> **Action item**:
Your answer should be an exact copy of the listing.
◇ ◇ ◇ ◇
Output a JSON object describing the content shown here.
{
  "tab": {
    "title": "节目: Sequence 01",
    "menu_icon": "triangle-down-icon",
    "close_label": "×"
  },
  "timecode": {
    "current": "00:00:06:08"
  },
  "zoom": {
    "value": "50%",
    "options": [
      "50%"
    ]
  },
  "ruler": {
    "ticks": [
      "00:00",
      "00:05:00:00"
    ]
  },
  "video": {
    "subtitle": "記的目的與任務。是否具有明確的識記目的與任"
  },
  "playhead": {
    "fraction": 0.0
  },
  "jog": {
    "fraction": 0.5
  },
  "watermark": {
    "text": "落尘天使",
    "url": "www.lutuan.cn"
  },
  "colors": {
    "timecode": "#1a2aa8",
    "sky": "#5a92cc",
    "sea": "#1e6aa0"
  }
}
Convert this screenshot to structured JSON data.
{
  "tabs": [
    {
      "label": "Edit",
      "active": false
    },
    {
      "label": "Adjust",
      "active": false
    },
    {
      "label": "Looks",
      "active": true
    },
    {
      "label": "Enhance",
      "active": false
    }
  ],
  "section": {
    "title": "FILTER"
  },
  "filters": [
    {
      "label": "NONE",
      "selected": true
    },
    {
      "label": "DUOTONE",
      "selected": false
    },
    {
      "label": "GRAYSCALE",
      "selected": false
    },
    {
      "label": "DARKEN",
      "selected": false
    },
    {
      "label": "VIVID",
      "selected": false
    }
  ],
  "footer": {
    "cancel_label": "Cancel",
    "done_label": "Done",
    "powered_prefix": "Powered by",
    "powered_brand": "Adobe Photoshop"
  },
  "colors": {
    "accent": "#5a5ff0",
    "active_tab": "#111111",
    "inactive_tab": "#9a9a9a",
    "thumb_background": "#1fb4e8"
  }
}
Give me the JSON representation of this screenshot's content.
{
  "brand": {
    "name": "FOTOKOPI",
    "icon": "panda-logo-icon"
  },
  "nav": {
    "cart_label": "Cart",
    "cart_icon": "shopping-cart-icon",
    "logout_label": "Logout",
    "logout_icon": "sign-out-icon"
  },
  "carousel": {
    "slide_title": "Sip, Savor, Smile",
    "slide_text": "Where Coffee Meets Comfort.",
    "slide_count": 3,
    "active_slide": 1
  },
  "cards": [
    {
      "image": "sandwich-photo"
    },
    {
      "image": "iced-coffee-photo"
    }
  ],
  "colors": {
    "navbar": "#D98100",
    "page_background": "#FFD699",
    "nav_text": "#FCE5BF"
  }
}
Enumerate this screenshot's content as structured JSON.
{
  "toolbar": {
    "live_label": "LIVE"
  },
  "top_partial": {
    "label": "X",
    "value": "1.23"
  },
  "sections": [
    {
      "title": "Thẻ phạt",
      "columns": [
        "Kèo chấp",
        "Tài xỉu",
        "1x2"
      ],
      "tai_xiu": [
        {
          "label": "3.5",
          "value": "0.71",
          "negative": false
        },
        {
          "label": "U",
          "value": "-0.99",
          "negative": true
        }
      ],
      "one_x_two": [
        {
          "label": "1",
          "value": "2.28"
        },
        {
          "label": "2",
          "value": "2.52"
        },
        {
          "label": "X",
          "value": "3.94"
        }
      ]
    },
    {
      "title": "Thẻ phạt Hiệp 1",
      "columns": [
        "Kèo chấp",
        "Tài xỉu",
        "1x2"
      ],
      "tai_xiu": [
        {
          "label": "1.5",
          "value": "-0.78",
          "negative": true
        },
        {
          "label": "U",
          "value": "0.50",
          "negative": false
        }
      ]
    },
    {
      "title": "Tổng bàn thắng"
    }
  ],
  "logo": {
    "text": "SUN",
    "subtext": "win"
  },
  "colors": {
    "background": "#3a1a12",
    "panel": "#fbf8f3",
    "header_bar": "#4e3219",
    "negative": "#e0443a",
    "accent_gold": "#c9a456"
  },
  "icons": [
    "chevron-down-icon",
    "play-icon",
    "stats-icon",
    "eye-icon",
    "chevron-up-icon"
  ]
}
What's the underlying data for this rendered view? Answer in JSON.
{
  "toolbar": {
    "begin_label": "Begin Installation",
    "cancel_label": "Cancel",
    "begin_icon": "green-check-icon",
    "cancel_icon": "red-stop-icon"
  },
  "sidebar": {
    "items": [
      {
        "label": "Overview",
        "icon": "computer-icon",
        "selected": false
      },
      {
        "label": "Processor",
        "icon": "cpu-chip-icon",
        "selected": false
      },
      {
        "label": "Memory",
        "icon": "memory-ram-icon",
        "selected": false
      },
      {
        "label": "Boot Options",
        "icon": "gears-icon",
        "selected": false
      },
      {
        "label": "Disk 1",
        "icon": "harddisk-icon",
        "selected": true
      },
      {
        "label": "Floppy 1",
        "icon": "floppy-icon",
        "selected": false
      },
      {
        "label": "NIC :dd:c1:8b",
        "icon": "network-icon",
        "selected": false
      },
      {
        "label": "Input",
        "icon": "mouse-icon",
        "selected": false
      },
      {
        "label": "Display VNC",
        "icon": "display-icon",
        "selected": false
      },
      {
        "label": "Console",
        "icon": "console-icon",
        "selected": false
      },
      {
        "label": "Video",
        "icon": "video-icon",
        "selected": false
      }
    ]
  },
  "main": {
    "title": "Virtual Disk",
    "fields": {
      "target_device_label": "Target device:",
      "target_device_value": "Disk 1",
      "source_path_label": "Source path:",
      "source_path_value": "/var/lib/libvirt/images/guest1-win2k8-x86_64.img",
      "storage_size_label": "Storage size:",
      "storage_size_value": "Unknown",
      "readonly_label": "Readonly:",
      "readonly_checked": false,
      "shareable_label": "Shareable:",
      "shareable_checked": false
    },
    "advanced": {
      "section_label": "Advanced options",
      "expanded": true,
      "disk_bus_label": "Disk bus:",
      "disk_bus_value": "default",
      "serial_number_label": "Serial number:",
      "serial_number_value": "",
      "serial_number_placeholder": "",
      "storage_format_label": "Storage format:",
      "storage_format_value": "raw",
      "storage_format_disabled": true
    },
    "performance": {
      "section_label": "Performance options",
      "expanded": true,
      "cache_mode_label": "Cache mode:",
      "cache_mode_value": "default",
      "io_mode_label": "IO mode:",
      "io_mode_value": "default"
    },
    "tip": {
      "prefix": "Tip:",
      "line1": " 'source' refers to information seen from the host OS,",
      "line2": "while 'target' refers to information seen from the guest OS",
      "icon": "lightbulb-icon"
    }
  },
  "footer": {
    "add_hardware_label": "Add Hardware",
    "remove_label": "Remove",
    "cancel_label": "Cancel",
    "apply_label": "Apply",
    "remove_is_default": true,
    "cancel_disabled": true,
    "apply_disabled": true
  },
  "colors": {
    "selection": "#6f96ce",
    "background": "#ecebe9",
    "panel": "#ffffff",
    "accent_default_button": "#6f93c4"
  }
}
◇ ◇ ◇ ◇
> **Answer to this problem**:
Output a JSON object describing the content shown here.
{
  "tab": {
    "title": "节目: Sequence 01",
    "menu_icon": "triangle-down-icon",
    "close_label": "×"
  },
  "timecode": {
    "current": "00:00:06:08"
  },
  "zoom": {
    "value": "50%",
    "options": [
      "50%"
    ]
  },
  "ruler": {
    "ticks": [
      "00:00",
      "00:05:00:00"
    ]
  },
  "video": {
    "subtitle": "記的目的與任務。是否具有明確的識記目的與任"
  },
  "playhead": {
    "fraction": 0.0
  },
  "jog": {
    "fraction": 0.5
  },
  "watermark": {
    "text": "落尘天使",
    "url": "www.lutuan.cn"
  },
  "colors": {
    "timecode": "#1a2aa8",
    "sky": "#5a92cc",
    "sea": "#1e6aa0"
  }
}
Convert this screenshot to structured JSON data.
{
  "tabs": [
    {
      "label": "Edit",
      "active": false
    },
    {
      "label": "Adjust",
      "active": false
    },
    {
      "label": "Looks",
      "active": true
    },
    {
      "label": "Enhance",
      "active": false
    }
  ],
  "section": {
    "title": "FILTER"
  },
  "filters": [
    {
      "label": "NONE",
      "selected": true
    },
    {
      "label": "DUOTONE",
      "selected": false
    },
    {
      "label": "GRAYSCALE",
      "selected": false
    },
    {
      "label": "DARKEN",
      "selected": false
    },
    {
      "label": "VIVID",
      "selected": false
    }
  ],
  "footer": {
    "cancel_label": "Cancel",
    "done_label": "Done",
    "powered_prefix": "Powered by",
    "powered_brand": "Adobe Photoshop"
  },
  "colors": {
    "accent": "#5a5ff0",
    "active_tab": "#111111",
    "inactive_tab": "#9a9a9a",
    "thumb_background": "#1fb4e8"
  }
}
Give me the JSON representation of this screenshot's content.
{
  "brand": {
    "name": "FOTOKOPI",
    "icon": "panda-logo-icon"
  },
  "nav": {
    "cart_label": "Cart",
    "cart_icon": "shopping-cart-icon",
    "logout_label": "Logout",
    "logout_icon": "sign-out-icon"
  },
  "carousel": {
    "slide_title": "Sip, Savor, Smile",
    "slide_text": "Where Coffee Meets Comfort.",
    "slide_count": 3,
    "active_slide": 1
  },
  "cards": [
    {
      "image": "sandwich-photo"
    },
    {
      "image": "iced-coffee-photo"
    }
  ],
  "colors": {
    "navbar": "#D98100",
    "page_background": "#FFD699",
    "nav_text": "#FCE5BF"
  }
}
Enumerate this screenshot's content as structured JSON.
{
  "toolbar": {
    "live_label": "LIVE"
  },
  "top_partial": {
    "label": "X",
    "value": "1.23"
  },
  "sections": [
    {
      "title": "Thẻ phạt",
      "columns": [
        "Kèo chấp",
        "Tài xỉu",
        "1x2"
      ],
      "tai_xiu": [
        {
          "label": "3.5",
          "value": "0.71",
          "negative": false
        },
        {
          "label": "U",
          "value": "-0.99",
          "negative": true
        }
      ],
      "one_x_two": [
        {
          "label": "1",
          "value": "2.28"
        },
        {
          "label": "2",
          "value": "2.52"
        },
        {
          "label": "X",
          "value": "3.94"
        }
      ]
    },
    {
      "title": "Thẻ phạt Hiệp 1",
      "columns": [
        "Kèo chấp",
        "Tài xỉu",
        "1x2"
      ],
      "tai_xiu": [
        {
          "label": "1.5",
          "value": "-0.78",
          "negative": true
        },
        {
          "label": "U",
          "value": "0.50",
          "negative": false
        }
      ]
    },
    {
      "title": "Tổng bàn thắng"
    }
  ],
  "logo": {
    "text": "SUN",
    "subtext": "win"
  },
  "colors": {
    "background": "#3a1a12",
    "panel": "#fbf8f3",
    "header_bar": "#4e3219",
    "negative": "#e0443a",
    "accent_gold": "#c9a456"
  },
  "icons": [
    "chevron-down-icon",
    "play-icon",
    "stats-icon",
    "eye-icon",
    "chevron-up-icon"
  ]
}
What's the underlying data for this rendered view? Answer in JSON.
{
  "toolbar": {
    "begin_label": "Begin Installation",
    "cancel_label": "Cancel",
    "begin_icon": "green-check-icon",
    "cancel_icon": "red-stop-icon"
  },
  "sidebar": {
    "items": [
      {
        "label": "Overview",
        "icon": "computer-icon",
        "selected": false
      },
      {
        "label": "Processor",
        "icon": "cpu-chip-icon",
        "selected": false
      },
      {
        "label": "Memory",
        "icon": "memory-ram-icon",
        "selected": false
      },
      {
        "label": "Boot Options",
        "icon": "gears-icon",
        "selected": false
      },
      {
        "label": "Disk 1",
        "icon": "harddisk-icon",
        "selected": true
      },
      {
        "label": "Floppy 1",
        "icon": "floppy-icon",
        "selected": false
      },
      {
        "label": "NIC :dd:c1:8b",
        "icon": "network-icon",
        "selected": false
      },
      {
        "label": "Input",
        "icon": "mouse-icon",
        "selected": false
      },
      {
        "label": "Display VNC",
        "icon": "display-icon",
        "selected": false
      },
      {
        "label": "Console",
        "icon": "console-icon",
        "selected": false
      },
      {
        "label": "Video",
        "icon": "video-icon",
        "selected": false
      }
    ]
  },
  "main": {
    "title": "Virtual Disk",
    "fields": {
      "target_device_label": "Target device:",
      "target_device_value": "Disk 1",
      "source_path_label": "Source path:",
      "source_path_value": "/var/lib/libvirt/images/guest1-win2k8-x86_64.img",
      "storage_size_label": "Storage size:",
      "storage_size_value": "Unknown",
      "readonly_label": "Readonly:",
      "readonly_checked": false,
      "shareable_label": "Shareable:",
      "shareable_checked": false
    },
    "advanced": {
      "section_label": "Advanced options",
      "expanded": true,
      "disk_bus_label": "Disk bus:",
      "disk_bus_value": "default",
      "serial_number_label": "Serial number:",
      "serial_number_value": "",
      "serial_number_placeholder": "",
      "storage_format_label": "Storage format:",
      "storage_format_value": "raw",
      "storage_format_disabled": true
    },
    "performance": {
      "section_label": "Performance options",
      "expanded": true,
      "cache_mode_label": "Cache mode:",
      "cache_mode_value": "default",
      "io_mode_label": "IO mode:",
      "io_mode_value": "default"
    },
    "tip": {
      "prefix": "Tip:",
      "line1": " 'source' refers to information seen from the host OS,",
      "line2": "while 'target' refers to information seen from the guest OS",
      "icon": "lightbulb-icon"
    }
  },
  "footer": {
    "add_hardware_label": "Add Hardware",
    "remove_label": "Remove",
    "cancel_label": "Cancel",
    "apply_label": "Apply",
    "remove_is_default": true,
    "cancel_disabled": true,
    "apply_disabled": true
  },
  "colors": {
    "selection": "#6f96ce",
    "background": "#ecebe9",
    "panel": "#ffffff",
    "accent_default_button": "#6f93c4"
  }
}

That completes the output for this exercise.